It seems they jump out overnight. I’ve always threatened and maybe I’ll do it this year and that is to find a small one and put a marker by it. Then come back the next day and see if it’s grown 2 to 3 inches.
You want to be checking for them early and not be on the tail end of the season. Nothing is more disheartening than to find a good mess and they’re on the downhill side and deteriorated and you can’t eat them. So, it’s better to be early and barely find any than to be late and only find rotten ones.
So where do you find them? Ha, that’s the million-dollar question. I’ve hunted them for decades but still don’t have it all figured out. Everyone will tell you to look by old rotting logs. Well, there are a million old rotting logs in the forest and the majority of them don’t have mushrooms. Some people say to look under tamaracks. I seem to find them randomly. But there are some likely spots.
They’re not in a bog hole but I have a good spot that is a little bit of a hole which caused it to be moist. Along old logging roads. Especially on the sidebank above the trail. Last year’s logging operations where the ground is tore up. Check in old Caterpillar tracks (bulldozers not the caterpillar bug. Their tracks are too small).

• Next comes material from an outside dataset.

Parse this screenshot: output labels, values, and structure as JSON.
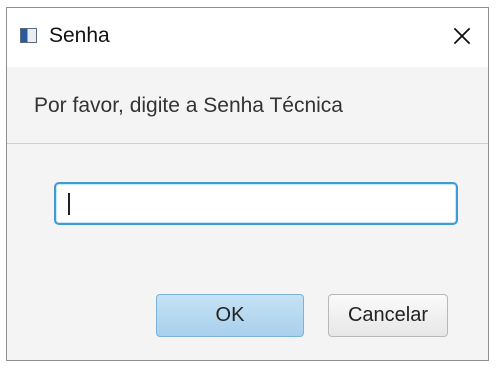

Over the years as you find them go back to those spots. Not that it’s a hotspot every year but many times they are. When you find one on a hillside look up and downhill. Spores wash downhill and many times you’ll find more.
But now and then I find them in weird spots. Years ago I found a bunch on a grassy hillside. I’ve looked there every year since and never found anymore there.
But the absolute most magical spot is in last years forest fire areas. But the second year the burn has lost its touch. You can go to the Forest Service and get maps of old burn areas or pay attention to fires this summer and go back next spring.
I’m not sure if the fires need to reach a certain temp or what but a couple of years ago, I was up bear hunting and found where a random fire had run through the forest. It was a spotty little fire and I thought great! Nobody knows about this spot. But I didn’t find one mushroom in the burn. Weird.
But some years you’ll find clumps big as a cow pie. I remember at one fire years ago two of us couples picked two 5-gallon buckets each in no time at all and had to step over a million on the way out.
It about killed me passing clumps of eight to 12 nice healthy morels.
Uggh, we are out of room. I’ll try to do a mushroom cooking article next week.
Tom Claycomb lives in Idaho and has outdoors columns in newspapers in Alaska, Idaho, Utah, Nevada, Colorado and Louisiana. He also writes for various outdoors magazines and teaches outdoors seminars at stores like Cabela’s, Sportsman’s Warehouse and Bass Pro Shop.